- Action item -
Every line of the listing that follows must be written out unchanged.

- Data shown -
============================================================

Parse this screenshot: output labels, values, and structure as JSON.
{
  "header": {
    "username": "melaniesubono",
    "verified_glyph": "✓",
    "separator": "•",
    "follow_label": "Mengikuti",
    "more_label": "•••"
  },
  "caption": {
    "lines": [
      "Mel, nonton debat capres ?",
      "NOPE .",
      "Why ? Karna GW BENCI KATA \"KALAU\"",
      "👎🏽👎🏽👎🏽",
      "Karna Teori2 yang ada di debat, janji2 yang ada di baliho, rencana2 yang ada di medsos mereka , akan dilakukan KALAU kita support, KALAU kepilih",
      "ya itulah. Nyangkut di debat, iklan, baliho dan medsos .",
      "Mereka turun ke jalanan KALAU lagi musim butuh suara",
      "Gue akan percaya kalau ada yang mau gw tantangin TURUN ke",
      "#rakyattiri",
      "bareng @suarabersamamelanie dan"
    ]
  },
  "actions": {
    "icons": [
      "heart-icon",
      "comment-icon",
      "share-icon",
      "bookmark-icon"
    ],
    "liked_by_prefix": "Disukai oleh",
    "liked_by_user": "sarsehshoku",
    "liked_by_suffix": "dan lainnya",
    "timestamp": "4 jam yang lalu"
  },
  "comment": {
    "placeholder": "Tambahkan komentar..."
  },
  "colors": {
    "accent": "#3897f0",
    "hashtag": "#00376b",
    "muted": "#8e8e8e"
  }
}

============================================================

- Solution below -
Parse this screenshot: output labels, values, and structure as JSON.
{
  "header": {
    "username": "melaniesubono",
    "verified_glyph": "✓",
    "separator": "•",
    "follow_label": "Mengikuti",
    "more_label": "•••"
  },
  "caption": {
    "lines": [
      "Mel, nonton debat capres ?",
      "NOPE .",
      "Why ? Karna GW BENCI KATA \"KALAU\"",
      "👎🏽👎🏽👎🏽",
      "Karna Teori2 yang ada di debat, janji2 yang ada di baliho, rencana2 yang ada di medsos mereka , akan dilakukan KALAU kita support, KALAU kepilih",
      "ya itulah. Nyangkut di debat, iklan, baliho dan medsos .",
      "Mereka turun ke jalanan KALAU lagi musim butuh suara",
      "Gue akan percaya kalau ada yang mau gw tantangin TURUN ke",
      "#rakyattiri",
      "bareng @suarabersamamelanie dan"
    ]
  },
  "actions": {
    "icons": [
      "heart-icon",
      "comment-icon",
      "share-icon",
      "bookmark-icon"
    ],
    "liked_by_prefix": "Disukai oleh",
    "liked_by_user": "sarsehshoku",
    "liked_by_suffix": "dan lainnya",
    "timestamp": "4 jam yang lalu"
  },
  "comment": {
    "placeholder": "Tambahkan komentar..."
  },
  "colors": {
    "accent": "#3897f0",
    "hashtag": "#00376b",
    "muted": "#8e8e8e"
  }
}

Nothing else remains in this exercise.